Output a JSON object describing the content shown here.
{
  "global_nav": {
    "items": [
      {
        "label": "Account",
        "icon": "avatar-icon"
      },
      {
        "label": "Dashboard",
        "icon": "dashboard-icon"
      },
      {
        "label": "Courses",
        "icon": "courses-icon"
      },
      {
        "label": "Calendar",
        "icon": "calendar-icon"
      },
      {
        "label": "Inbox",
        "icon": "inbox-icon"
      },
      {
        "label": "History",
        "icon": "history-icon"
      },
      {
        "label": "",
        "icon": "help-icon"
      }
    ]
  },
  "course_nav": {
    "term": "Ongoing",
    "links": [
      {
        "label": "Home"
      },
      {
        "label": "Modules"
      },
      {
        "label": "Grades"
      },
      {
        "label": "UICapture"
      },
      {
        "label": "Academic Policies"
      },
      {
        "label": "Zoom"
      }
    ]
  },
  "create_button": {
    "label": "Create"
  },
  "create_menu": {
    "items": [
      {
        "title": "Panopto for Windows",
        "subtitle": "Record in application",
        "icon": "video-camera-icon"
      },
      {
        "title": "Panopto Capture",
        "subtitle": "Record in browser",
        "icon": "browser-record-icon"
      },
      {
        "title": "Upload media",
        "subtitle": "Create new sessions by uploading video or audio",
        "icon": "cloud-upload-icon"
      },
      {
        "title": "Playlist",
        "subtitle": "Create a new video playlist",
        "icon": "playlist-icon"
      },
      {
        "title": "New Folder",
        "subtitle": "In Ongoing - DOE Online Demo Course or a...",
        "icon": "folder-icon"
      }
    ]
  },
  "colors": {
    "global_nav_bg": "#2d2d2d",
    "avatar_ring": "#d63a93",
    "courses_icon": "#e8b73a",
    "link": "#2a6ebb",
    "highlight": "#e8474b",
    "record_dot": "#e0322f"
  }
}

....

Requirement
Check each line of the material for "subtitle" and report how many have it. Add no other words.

Solution for this task
5